What you are asked to do →
Every record must be repeated precisely as it stands.

Provided information →
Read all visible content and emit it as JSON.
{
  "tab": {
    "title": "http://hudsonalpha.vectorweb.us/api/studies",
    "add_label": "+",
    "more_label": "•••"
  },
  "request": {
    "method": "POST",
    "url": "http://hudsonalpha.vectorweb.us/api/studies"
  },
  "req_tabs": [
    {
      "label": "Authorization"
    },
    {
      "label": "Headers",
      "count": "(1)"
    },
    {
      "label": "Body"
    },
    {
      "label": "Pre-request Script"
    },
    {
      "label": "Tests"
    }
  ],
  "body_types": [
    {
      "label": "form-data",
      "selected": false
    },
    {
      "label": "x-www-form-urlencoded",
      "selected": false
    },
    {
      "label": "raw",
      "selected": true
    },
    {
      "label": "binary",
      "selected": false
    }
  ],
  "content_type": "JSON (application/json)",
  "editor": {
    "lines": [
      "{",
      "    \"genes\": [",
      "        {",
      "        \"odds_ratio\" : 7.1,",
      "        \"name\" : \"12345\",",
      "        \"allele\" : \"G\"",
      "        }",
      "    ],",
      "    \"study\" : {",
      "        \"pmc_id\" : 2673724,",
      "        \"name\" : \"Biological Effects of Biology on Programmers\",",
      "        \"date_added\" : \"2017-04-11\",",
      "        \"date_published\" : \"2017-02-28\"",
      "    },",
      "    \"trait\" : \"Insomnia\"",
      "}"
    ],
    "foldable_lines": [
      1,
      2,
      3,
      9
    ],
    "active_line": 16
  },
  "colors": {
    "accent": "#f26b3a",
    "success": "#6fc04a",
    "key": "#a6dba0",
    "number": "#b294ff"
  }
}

Exercise result →
Read all visible content and emit it as JSON.
{
  "tab": {
    "title": "http://hudsonalpha.vectorweb.us/api/studies",
    "add_label": "+",
    "more_label": "•••"
  },
  "request": {
    "method": "POST",
    "url": "http://hudsonalpha.vectorweb.us/api/studies"
  },
  "req_tabs": [
    {
      "label": "Authorization"
    },
    {
      "label": "Headers",
      "count": "(1)"
    },
    {
      "label": "Body"
    },
    {
      "label": "Pre-request Script"
    },
    {
      "label": "Tests"
    }
  ],
  "body_types": [
    {
      "label": "form-data",
      "selected": false
    },
    {
      "label": "x-www-form-urlencoded",
      "selected": false
    },
    {
      "label": "raw",
      "selected": true
    },
    {
      "label": "binary",
      "selected": false
    }
  ],
  "content_type": "JSON (application/json)",
  "editor": {
    "lines": [
      "{",
      "    \"genes\": [",
      "        {",
      "        \"odds_ratio\" : 7.1,",
      "        \"name\" : \"12345\",",
      "        \"allele\" : \"G\"",
      "        }",
      "    ],",
      "    \"study\" : {",
      "        \"pmc_id\" : 2673724,",
      "        \"name\" : \"Biological Effects of Biology on Programmers\",",
      "        \"date_added\" : \"2017-04-11\",",
      "        \"date_published\" : \"2017-02-28\"",
      "    },",
      "    \"trait\" : \"Insomnia\"",
      "}"
    ],
    "foldable_lines": [
      1,
      2,
      3,
      9
    ],
    "active_line": 16
  },
  "colors": {
    "accent": "#f26b3a",
    "success": "#6fc04a",
    "key": "#a6dba0",
    "number": "#b294ff"
  }
}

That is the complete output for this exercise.